Hybrid cars are all the rage these days, aren’t they? And I can see why. You can achieve over 100mpg without worrying about running out of juice every five minutes. I’ve been lucky enough to have a go in a few, and they’re actually quite good; the best of both worlds. And hybrid cars have been around for a little while now, so why hasn’t the technology trickled down to motorcycles? And will it ever?
One of the main reasons most car manufacturers have invested in hybrid technology is to get their average emission levels down. In most countries, government legislation says a vehicle manufacturer must have a sensible (it keeps changing) emissions average across the board of all its models. That means they can offset their gas-guzzling supercars with some baby-engined hybrid motors.
In car terms, bikes have already got baby engines anyway. And bike manufacturers aren’t subject to quite the same emissions legislation. And certainly not in the same way. So there isn’t the same need for hybrid motorcycles, as far as the manufacturers are concerned.
Even bikes with small engines don’t have a lot of room left for a battery, an electric motor and all the charging gubbins that goes with it. There’s bags of space in cars; there simply isn’t on a bike. So if you wanted to develop a hybrid bike, you’d have to rethink the whole thing. To shoehorn everything you need into a normal bike chassis would be almost impossible, so you’d end up with something that doesn’t look or feel much like a motorcycle.
New and interesting looking bikes are all good and well, but when you’re trying to sell a new type of technology to existing motorcyclists, it doesn’t help if it looks nothing like the bikes they’re used to.
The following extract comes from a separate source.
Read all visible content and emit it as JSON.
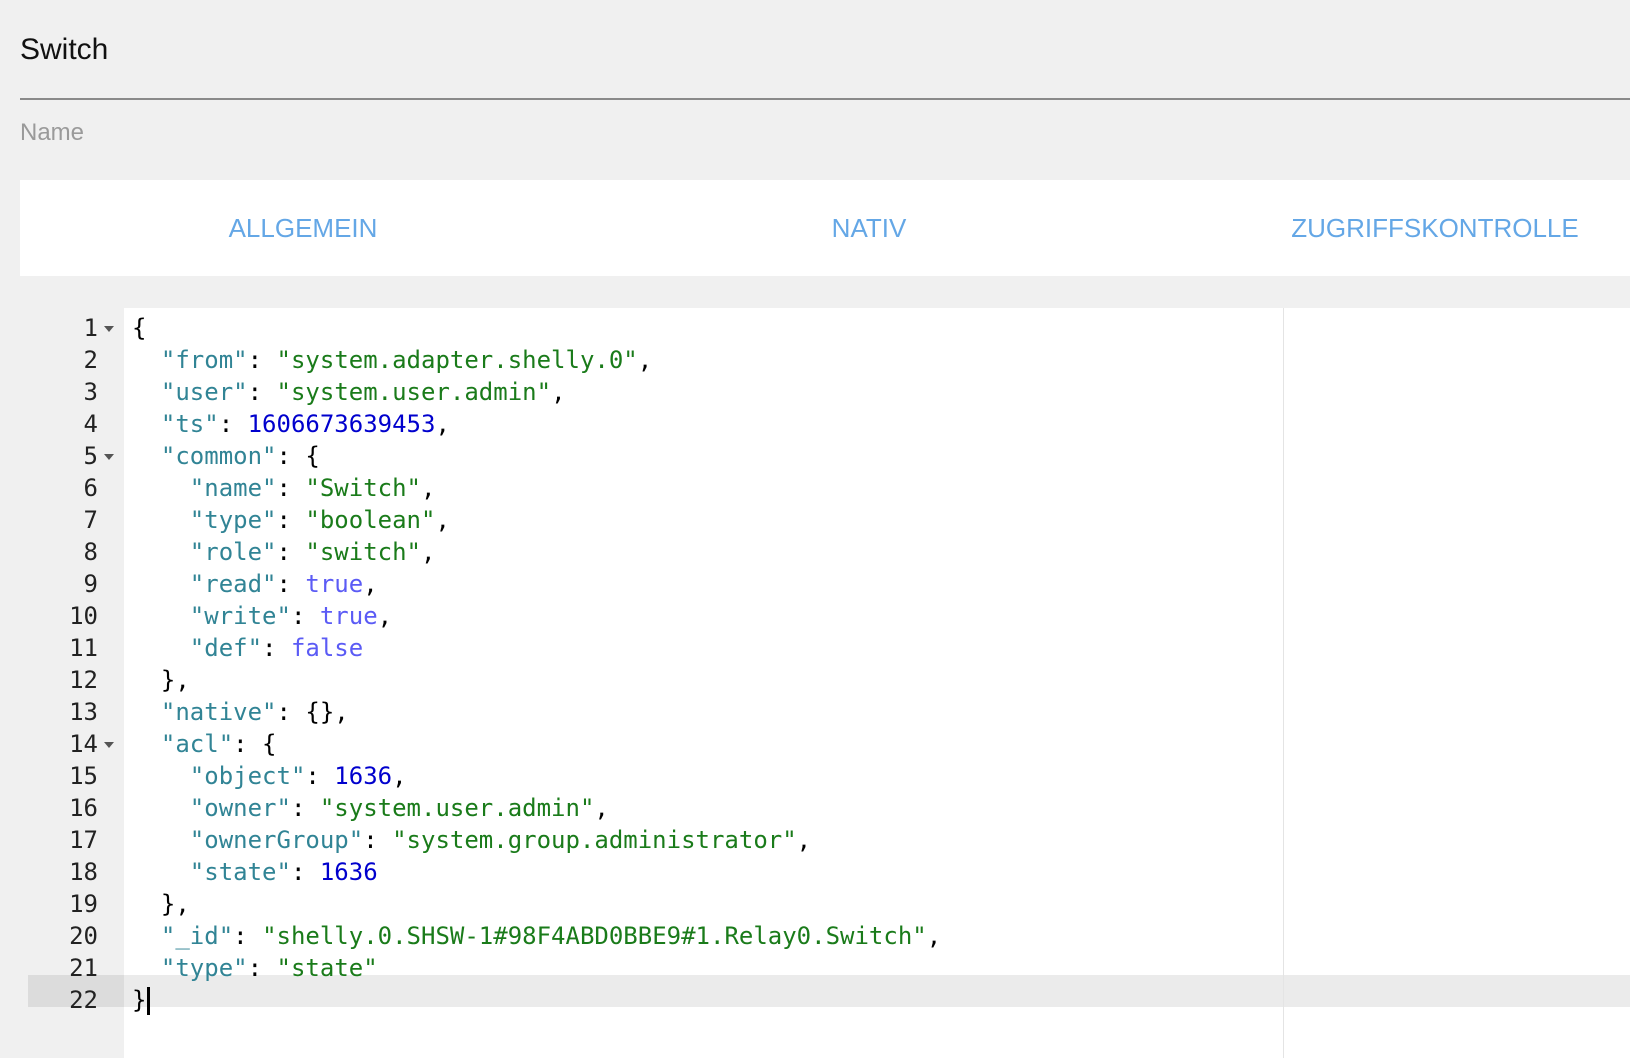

Have you ever picked up a car battery? Of course you have. Bloody heavy, aren’t they? And they’re just there to power a few spark plugs, a radio and some windscreen wipers. Imagine the size and weight of the battery you’d need to power a big electric motor; an electric motor capable of powering you, your bike and that big battery along the road.
To kit a bike out with a battery and motor that’d be worth anything, would probably end up weighing the thick end of 50kg. It would literally be like running two engines. Or carrying your (slim) girlfriend on the back.
In theory, the ‘technology’ is already there to manufacture hybrid motorcycles. So it’s not as if it would cost squillions in R&D to develop the motors, batteries, charging systems etc. But because of the sheer size of the stuff, bike designers would have to have their work cut out to make it work. So who knows how much it would actually cost for them to get something off the ground.
And as far as the price to us, the consumer, goes, well that’s a difficult one to quantify. Who knows what they’d charge for hybrid motorcycles? If you look at prices in the car world, they tend to charge roughly 40% more for cars with hybrid capability. Perhaps we could expect a similar price hike in bikes, should serious hybrid motorcycles eventually materialise. That’d mean a £10,000 bike, would be closer to £14,000 if you went for the hybrid version.
Is it feasible?
Not yet, no. Until they can make batteries and motors much smaller and much lighter, we’re not going to see a ton of hybrid motorcycles in dealerships. If any. I know there are one or two obscure hybrid motorcycles out there that you could purchase if you really wanted, but they are far from mainstream. And I think that’s the way it’s going to stay for a while. Sorry to disappoint you.
Also worth considering. All hybrid cars are automatic, with CVT being the most common. Personally I don’t want my bike to be a twist and go scooter.
Sorry to disappoint, but all electric bikes ARE twist and go….. Sans clutch lever
Some electric bikes have a clutch lever!